Rajesh Kumar1, Mary A. Woo2, Paul M. Macey2, Gregg C. Fonarow3, Ronald M. Harper1
1Neurobiology, University of California at Los Angeles, Los Angeles, CA, United States; 2UCLA School of Nursing, University of California at Los Angeles, Los Angeles, CA, United States; 3Cardiology, University of California at Los Angeles, Los Angeles, CA, United States
Heart failure (HF) patients show gray matter and axonal deficits in multiple brain sites; however, it is unknown whether the structural changes are accompanied by acute or chronic tissue pathology. Those changes can be differentiated by mean diffusivity (MD) procedures.
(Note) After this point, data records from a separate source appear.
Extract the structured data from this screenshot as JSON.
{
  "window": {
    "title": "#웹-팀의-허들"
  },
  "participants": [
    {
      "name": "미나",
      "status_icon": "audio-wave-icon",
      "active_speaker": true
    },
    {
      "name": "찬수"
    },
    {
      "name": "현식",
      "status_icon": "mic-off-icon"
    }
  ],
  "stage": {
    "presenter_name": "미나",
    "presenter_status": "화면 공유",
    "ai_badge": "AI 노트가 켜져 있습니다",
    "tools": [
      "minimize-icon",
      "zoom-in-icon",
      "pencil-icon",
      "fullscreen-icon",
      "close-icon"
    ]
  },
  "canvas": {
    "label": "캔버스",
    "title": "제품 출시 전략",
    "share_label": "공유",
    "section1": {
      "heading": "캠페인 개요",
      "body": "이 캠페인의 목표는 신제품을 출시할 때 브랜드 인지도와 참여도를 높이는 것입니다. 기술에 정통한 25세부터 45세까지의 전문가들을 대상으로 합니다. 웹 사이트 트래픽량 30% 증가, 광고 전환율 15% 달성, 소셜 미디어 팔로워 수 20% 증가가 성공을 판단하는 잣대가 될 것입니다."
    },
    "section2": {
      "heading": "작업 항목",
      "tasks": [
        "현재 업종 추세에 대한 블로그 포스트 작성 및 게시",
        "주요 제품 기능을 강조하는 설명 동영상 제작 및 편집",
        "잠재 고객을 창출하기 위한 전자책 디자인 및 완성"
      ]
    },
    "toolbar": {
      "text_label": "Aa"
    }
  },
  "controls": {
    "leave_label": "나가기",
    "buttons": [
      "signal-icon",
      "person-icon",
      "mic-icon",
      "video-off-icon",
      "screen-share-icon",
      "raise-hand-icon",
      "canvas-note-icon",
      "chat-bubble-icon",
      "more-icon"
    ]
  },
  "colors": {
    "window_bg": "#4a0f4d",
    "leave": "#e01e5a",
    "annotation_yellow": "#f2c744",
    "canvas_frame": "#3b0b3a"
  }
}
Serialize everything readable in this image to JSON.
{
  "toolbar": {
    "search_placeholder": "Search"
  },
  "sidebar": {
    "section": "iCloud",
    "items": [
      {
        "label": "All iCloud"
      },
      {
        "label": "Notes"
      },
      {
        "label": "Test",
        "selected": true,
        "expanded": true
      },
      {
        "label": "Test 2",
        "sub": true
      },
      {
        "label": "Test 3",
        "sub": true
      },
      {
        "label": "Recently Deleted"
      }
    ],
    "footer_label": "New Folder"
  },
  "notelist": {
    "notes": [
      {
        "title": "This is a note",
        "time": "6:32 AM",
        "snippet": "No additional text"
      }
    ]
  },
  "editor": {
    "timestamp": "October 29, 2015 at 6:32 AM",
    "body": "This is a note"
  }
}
We assessed HF subjects with MD procedures, and found increased MD values in multiple brain sites, including limbic, basal ganglia, thalamic, hypothalamic, and cerebellar regions, compared to control subjects, indicating chronic tissue changes in these areas. The pathological mechanisms contributing to chronic injury in HF may include perfusion or hypoxic processes accompanying the condition.